[Record extracts Boundary: Start]
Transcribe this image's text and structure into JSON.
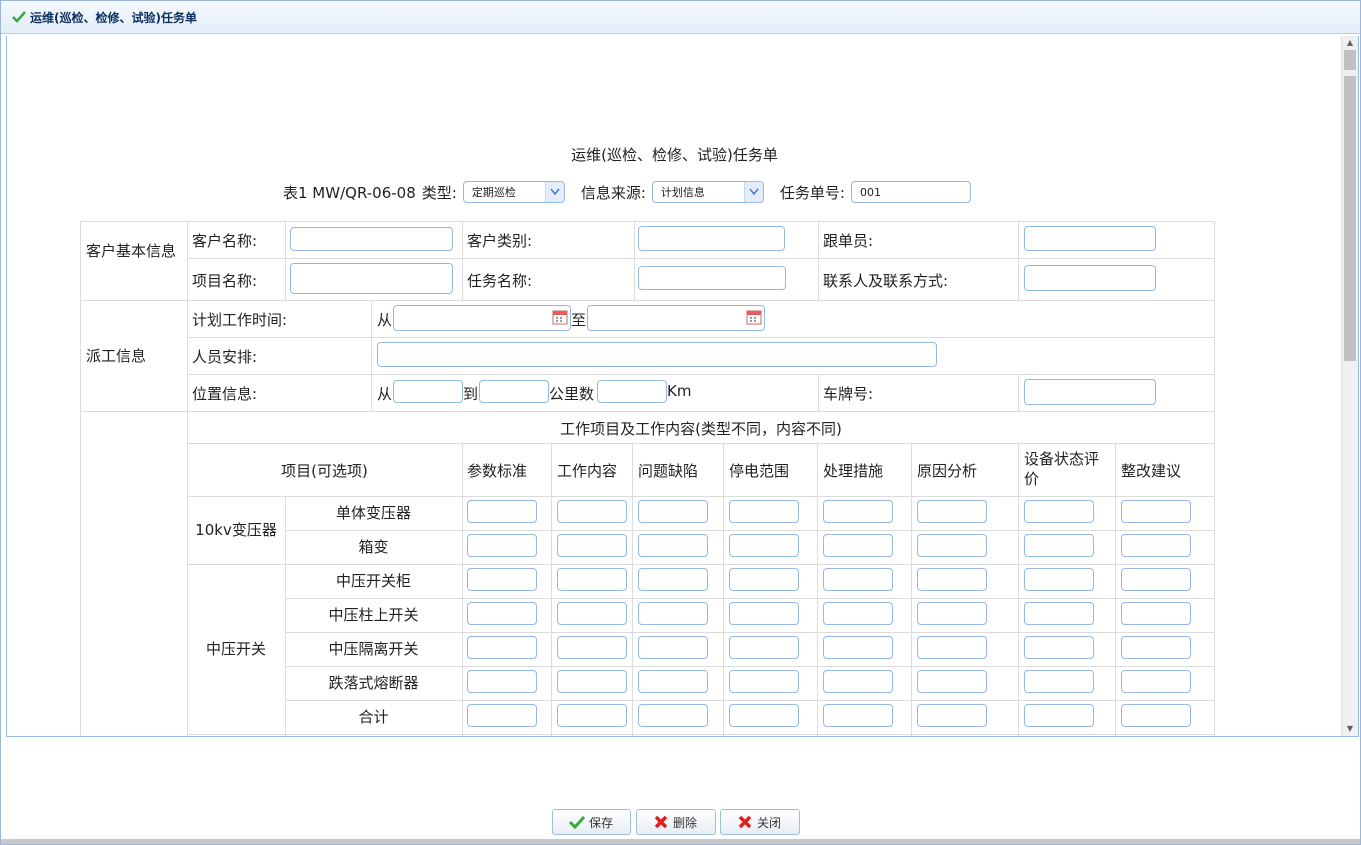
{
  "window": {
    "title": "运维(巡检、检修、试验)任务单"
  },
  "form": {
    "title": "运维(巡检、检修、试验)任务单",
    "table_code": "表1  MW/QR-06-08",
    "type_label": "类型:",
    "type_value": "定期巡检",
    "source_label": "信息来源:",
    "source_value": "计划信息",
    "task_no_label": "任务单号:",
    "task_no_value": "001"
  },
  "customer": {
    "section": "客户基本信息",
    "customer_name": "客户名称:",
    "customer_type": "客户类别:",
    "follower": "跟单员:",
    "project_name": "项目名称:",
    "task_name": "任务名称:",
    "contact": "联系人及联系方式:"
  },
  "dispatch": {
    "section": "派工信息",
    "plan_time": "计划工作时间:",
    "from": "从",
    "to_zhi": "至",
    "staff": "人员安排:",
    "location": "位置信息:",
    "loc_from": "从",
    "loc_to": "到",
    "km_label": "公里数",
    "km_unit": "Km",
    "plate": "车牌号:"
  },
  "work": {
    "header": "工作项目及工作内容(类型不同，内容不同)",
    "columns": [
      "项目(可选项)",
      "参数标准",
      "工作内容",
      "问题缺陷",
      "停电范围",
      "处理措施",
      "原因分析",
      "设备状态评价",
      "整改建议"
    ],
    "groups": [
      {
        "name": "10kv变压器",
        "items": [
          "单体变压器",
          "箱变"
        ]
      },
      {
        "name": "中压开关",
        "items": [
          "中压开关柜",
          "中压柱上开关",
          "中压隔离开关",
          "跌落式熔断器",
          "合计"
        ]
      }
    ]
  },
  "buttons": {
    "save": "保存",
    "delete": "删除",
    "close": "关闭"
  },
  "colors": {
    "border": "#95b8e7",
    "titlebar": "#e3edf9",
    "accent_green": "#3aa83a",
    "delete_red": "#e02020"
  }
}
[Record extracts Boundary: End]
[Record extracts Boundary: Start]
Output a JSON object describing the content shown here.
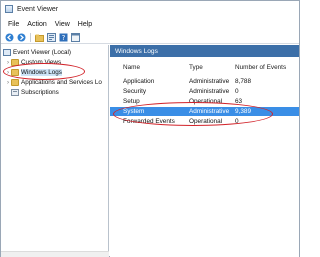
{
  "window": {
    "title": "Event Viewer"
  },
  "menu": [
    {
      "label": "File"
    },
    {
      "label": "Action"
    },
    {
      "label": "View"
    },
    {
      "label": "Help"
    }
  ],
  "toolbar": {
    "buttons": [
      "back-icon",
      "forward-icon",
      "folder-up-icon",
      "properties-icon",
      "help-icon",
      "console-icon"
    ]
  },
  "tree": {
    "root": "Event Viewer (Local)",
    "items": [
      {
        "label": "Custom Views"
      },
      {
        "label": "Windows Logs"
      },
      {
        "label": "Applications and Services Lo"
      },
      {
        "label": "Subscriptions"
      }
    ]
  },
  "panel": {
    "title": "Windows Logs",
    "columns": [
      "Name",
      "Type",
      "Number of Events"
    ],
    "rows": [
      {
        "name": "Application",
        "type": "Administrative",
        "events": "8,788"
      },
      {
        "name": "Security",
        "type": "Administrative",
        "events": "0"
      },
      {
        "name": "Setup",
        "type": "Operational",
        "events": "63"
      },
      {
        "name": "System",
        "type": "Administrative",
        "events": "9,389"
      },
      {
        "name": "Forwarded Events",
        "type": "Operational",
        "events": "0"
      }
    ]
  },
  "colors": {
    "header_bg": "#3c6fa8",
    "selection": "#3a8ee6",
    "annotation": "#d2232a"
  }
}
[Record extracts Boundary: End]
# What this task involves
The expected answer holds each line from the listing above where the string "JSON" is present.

# Your solution
Transcribe this image's text and structure into JSON.
Output a JSON object describing the content shown here.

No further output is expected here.